It was Roseland’s great-great grandmother on her late mother’s side who moved to Vero in the early 1900s, and lived in a green-and-white house on SR 60 at 37th Street, long since torn down.
As for Sid Banack, who turns 81 on Tuesday, his grandparents planted citrus in Orange County in the 1800s, Roseland says.
Sid was born in Central America, where his family was living while his father built railroads for a banana company.
Sid Banack got into the citrus business in earnest after a long career in insurance, joined by his daughter Cheryl, who moved back to Vero from Texas in the 1980s; she worked with her dad’s agency for 20 years.
For as long as she can remember, Sid had always intended to work outside with plants – he majored in agronomy at the University of Florida before going into the service. He and his wife, Donna Sue, were stationed in Germany when Cheryl was born, and came back to Vero that year – 1956.
Sid did start a small nursery, but he knew he had to support a family, Sheryl says. So he went to work with Farm Bureau insurance. It was there that the late Barney Greene, a powerhouse in local citrus who died in May, became his mentor in both insurance and citrus.
Meanwhile, another side of the family, the Van Antwerps, had opened a fruit stand and packing house, which Sid Banack eventually bought.
Sid Banack sold his insurance business in 2004 when his hobby, growing citrus, became his full-time preoccupation.
Roseland’s husband, Nick, an architect, is designing the renovation of the as-yet unnamed beach shop.
For years, the space was a women’s boutique, most recently Blondies on Ocean, a resort wear shop owned by Trish Hickey-Reid.

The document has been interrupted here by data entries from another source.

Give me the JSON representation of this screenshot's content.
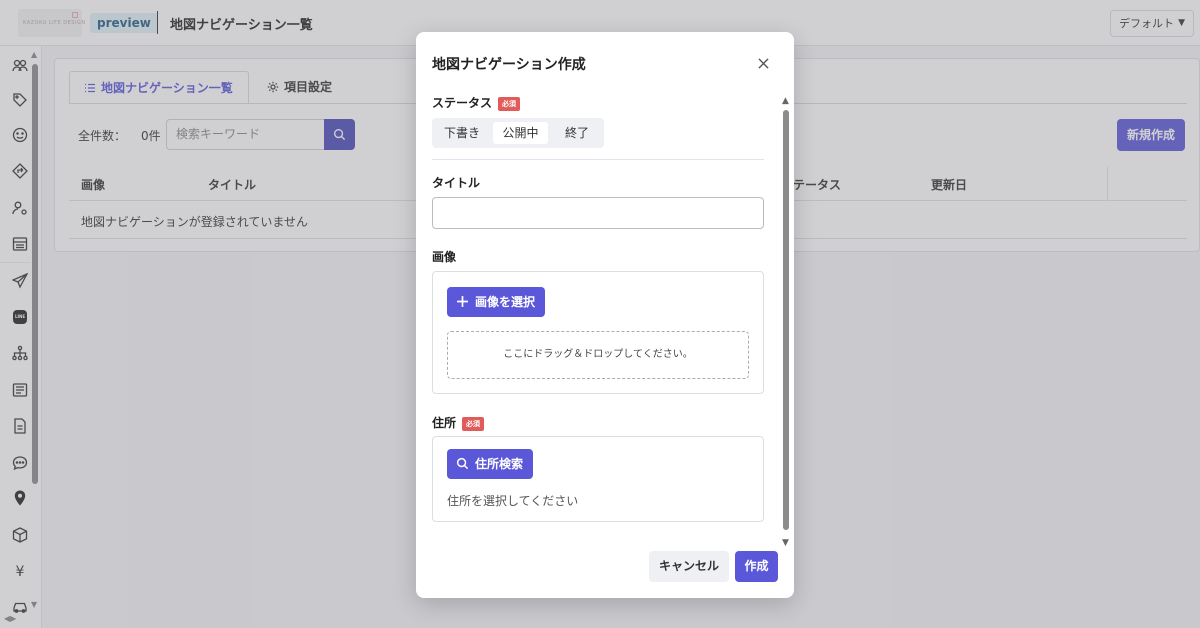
{
  "header": {
    "logo_text": "KAZOKU LIFE DESIGN",
    "preview_badge": "preview",
    "page_title": "地図ナビゲーション一覧",
    "default_select": "デフォルト"
  },
  "sidebar": {
    "icons": [
      "users-icon",
      "tag-icon",
      "smile-icon",
      "directions-icon",
      "user-settings-icon",
      "list-layout-icon",
      "send-icon",
      "line-icon",
      "sitemap-icon",
      "article-icon",
      "document-icon",
      "chat-icon",
      "map-pin-icon",
      "box-icon",
      "yen-icon",
      "car-icon"
    ],
    "yen": "¥",
    "line_label": "LINE"
  },
  "main": {
    "tabs": [
      {
        "label": "地図ナビゲーション一覧"
      },
      {
        "label": "項目設定"
      }
    ],
    "count_label": "全件数：",
    "count_value": "0件",
    "search_placeholder": "検索キーワード",
    "new_button": "新規作成",
    "columns": [
      "画像",
      "タイトル",
      "ステータス",
      "更新日"
    ],
    "empty_message": "地図ナビゲーションが登録されていません"
  },
  "modal": {
    "title": "地図ナビゲーション作成",
    "status_label": "ステータス",
    "required": "必須",
    "status_options": [
      "下書き",
      "公開中",
      "終了"
    ],
    "status_selected": "公開中",
    "title_label": "タイトル",
    "title_value": "",
    "image_label": "画像",
    "select_image_button": "画像を選択",
    "drop_text": "ここにドラッグ＆ドロップしてください。",
    "address_label": "住所",
    "address_search_button": "住所検索",
    "address_placeholder": "住所を選択してください",
    "cancel_button": "キャンセル",
    "create_button": "作成"
  },
  "colors": {
    "primary": "#5a57d8",
    "search_button": "#4a4ab8",
    "required_badge": "#e25b5b",
    "preview_badge_bg": "#dff0f6"
  }
}
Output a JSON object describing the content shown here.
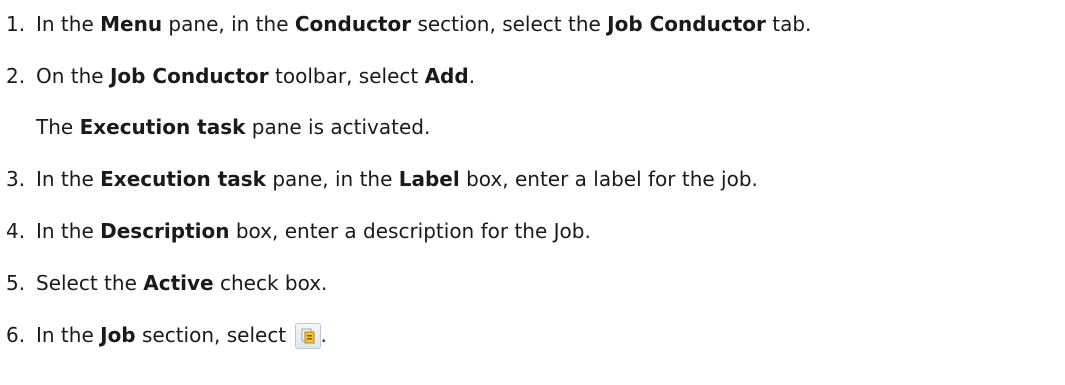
{
  "steps": [
    {
      "n": "1.",
      "t1": "In the ",
      "b1": "Menu",
      "t2": " pane, in the ",
      "b2": "Conductor",
      "t3": " section, select the ",
      "b3": "Job Conductor",
      "t4": " tab."
    },
    {
      "n": "2.",
      "t1": "On the ",
      "b1": "Job Conductor",
      "t2": " toolbar, select ",
      "b2": "Add",
      "t3": "."
    },
    {
      "note_t1": "The ",
      "note_b1": "Execution task",
      "note_t2": " pane is activated."
    },
    {
      "n": "3.",
      "t1": "In the ",
      "b1": "Execution task",
      "t2": " pane, in the ",
      "b2": "Label",
      "t3": " box, enter a label for the job."
    },
    {
      "n": "4.",
      "t1": "In the ",
      "b1": "Description",
      "t2": " box, enter a description for the Job."
    },
    {
      "n": "5.",
      "t1": "Select the ",
      "b1": "Active",
      "t2": " check box."
    },
    {
      "n": "6.",
      "t1": "In the ",
      "b1": "Job",
      "t2": " section, select ",
      "t3": "."
    }
  ],
  "icons": {
    "step6": "job-select-icon"
  }
}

The citrus shop is scheduled to open sometime prior to October, just as the first citrus fruit is ripening for harvest, and coinciding with the opening of the family fruit stand on 58th Avenue, north of the fairgrounds.